It isn’t just on the topic of moorland management that he feels facts are being ignored. As a farmer himself, the new environmental land management schemes being introduced by Defra are something that he has been paying close attention to. “What I wouldn’t want to see with the new changes is large areas of productive agricultural land basically being abandoned, as in some cases people see rewilding as just leaving the land, with no management plan. We need to see a real attempt being made to manage land for specific species which may be under threat – the hedgehog, for example.”
As with moorland management, the new schemes need to be constructed in an intelligent way. “Anything that Defra incentivises in terms of environmental land management needs to have scientific backing,” he says, and is disappointed that some trials have been disrupted by the Covid pandemic. “I’m not sure in some cases that we have enough data on which to base what we want to incentivise people to do. Having said that, there is some low hanging fruit; incentivising the planting of hedges through grants and compensating for maintaining them, for example. But we need to ensure that the new schemes are delivered in a way that dovetails with some of the traditional ways that land is managed.”
Goodwill understands the concerns that some people might have over the government’s new rural proposals, but he is convinced that the Conservatives have the right idea. “The vast majority of my Conservative colleagues who represent rural areas understand absolutely how the countryside works, and what makes it tick.
“One hundred per cent the Conservative Party is still the party of the countryside. We do of course have urban members who might not understand or share our views – some with very small majorities do worry if they get 100 emails from the League Against Cruel Sports, for example.
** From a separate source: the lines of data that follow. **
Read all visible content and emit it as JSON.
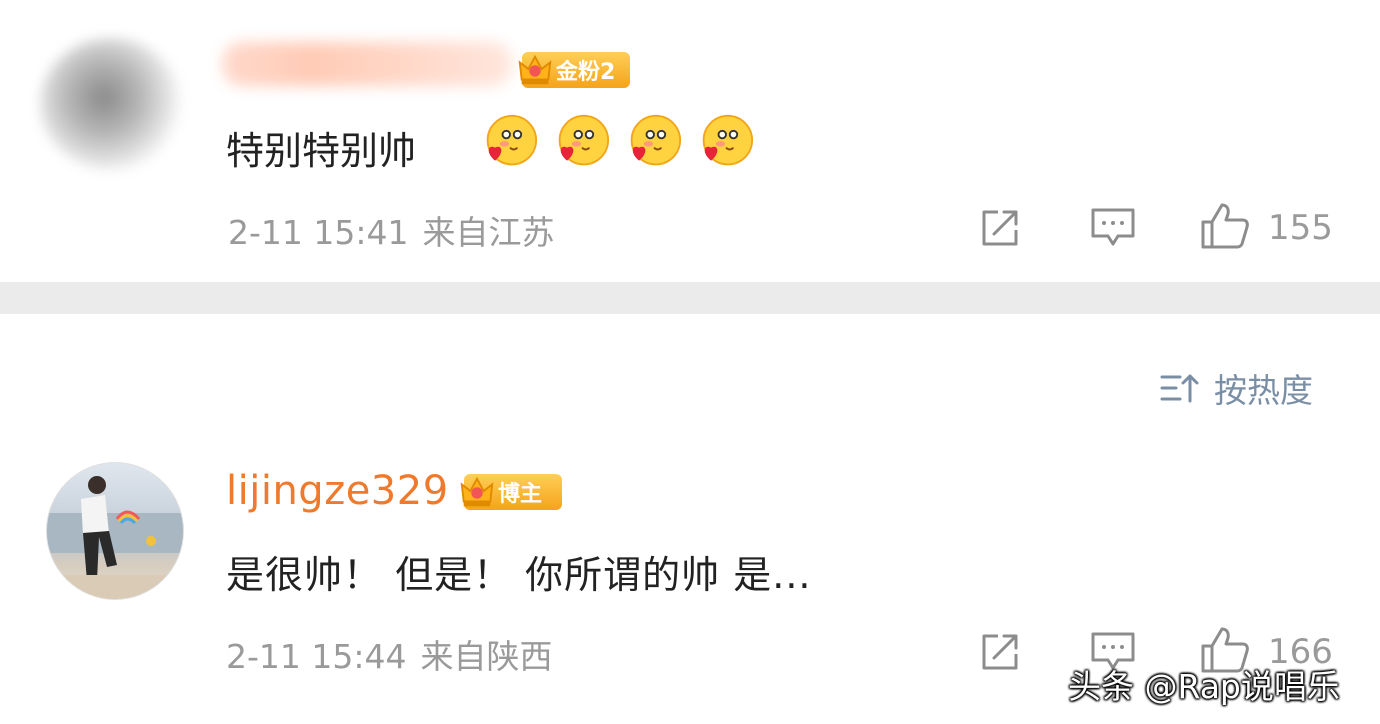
{
  "comments": [
    {
      "username": "",
      "badge": "金粉2",
      "text": "特别特别帅",
      "emoji_count": 4,
      "emoji_icon": "heart-face-emoji-icon",
      "time": "2-11 15:41",
      "location": "来自江苏",
      "likes": "155"
    },
    {
      "username": "lijingze329",
      "badge": "博主",
      "text": "是很帅！ 但是！ 你所谓的帅 是...",
      "time": "2-11 15:44",
      "location": "来自陕西",
      "likes": "166"
    }
  ],
  "sort": {
    "label": "按热度",
    "icon": "sort-icon"
  },
  "icons": {
    "share": "share-icon",
    "comment": "comment-icon",
    "like": "thumbs-up-icon",
    "badge": "crown-icon"
  },
  "watermark": "头条 @Rap说唱乐",
  "colors": {
    "username": "#f07a2c",
    "meta": "#9a9a9a",
    "badge": "#f5a31b",
    "sort": "#7a8fa6",
    "divider": "#ebebeb"
  }
}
And that’s where our job role lies, in spreading information and facts to combat misinformation.”
This article was first published in the Summer 2021 issue of My Countryside magazine.